■ **Data to use**

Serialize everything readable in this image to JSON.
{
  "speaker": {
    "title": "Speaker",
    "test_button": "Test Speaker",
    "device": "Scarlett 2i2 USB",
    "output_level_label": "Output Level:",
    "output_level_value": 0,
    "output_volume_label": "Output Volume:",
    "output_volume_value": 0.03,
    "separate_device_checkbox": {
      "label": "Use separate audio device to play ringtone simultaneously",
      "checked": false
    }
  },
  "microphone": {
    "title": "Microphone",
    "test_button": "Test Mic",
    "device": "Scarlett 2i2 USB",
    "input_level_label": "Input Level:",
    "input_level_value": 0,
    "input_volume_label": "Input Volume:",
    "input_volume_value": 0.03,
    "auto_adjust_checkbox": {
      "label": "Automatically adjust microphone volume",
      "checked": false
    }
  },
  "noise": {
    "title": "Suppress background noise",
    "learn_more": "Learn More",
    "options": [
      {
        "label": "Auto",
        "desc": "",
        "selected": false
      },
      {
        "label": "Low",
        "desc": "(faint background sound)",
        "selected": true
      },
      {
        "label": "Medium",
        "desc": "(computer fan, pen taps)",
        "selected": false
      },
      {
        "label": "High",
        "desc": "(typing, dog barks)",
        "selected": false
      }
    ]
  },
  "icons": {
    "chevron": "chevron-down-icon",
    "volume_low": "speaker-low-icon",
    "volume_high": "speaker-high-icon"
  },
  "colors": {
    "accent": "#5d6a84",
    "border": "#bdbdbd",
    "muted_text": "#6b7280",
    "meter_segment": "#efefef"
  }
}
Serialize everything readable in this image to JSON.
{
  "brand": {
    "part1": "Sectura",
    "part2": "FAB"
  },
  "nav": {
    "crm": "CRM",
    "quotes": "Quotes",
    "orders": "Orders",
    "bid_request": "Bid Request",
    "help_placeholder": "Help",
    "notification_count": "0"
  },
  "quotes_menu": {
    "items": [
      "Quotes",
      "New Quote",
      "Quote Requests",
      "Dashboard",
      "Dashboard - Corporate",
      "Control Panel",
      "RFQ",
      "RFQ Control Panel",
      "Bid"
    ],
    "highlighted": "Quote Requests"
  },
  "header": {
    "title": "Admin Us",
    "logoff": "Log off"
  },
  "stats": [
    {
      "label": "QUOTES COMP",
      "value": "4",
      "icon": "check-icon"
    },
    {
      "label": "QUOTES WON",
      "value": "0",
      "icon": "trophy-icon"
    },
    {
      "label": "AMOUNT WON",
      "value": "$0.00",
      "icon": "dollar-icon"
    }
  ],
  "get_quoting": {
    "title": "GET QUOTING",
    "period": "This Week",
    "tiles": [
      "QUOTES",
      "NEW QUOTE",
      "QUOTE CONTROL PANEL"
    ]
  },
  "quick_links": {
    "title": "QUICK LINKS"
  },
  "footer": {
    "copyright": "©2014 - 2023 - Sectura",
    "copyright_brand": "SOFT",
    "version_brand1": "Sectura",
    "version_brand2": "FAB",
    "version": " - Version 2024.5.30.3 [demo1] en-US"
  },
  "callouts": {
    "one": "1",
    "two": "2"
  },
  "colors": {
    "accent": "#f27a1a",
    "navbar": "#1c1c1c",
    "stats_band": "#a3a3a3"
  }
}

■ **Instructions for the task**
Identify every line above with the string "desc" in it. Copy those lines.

■ **Answer to this problem**
        "desc": "",
        "desc": "(faint background sound)",
        "desc": "(computer fan, pen taps)",
        "desc": "(typing, dog barks)",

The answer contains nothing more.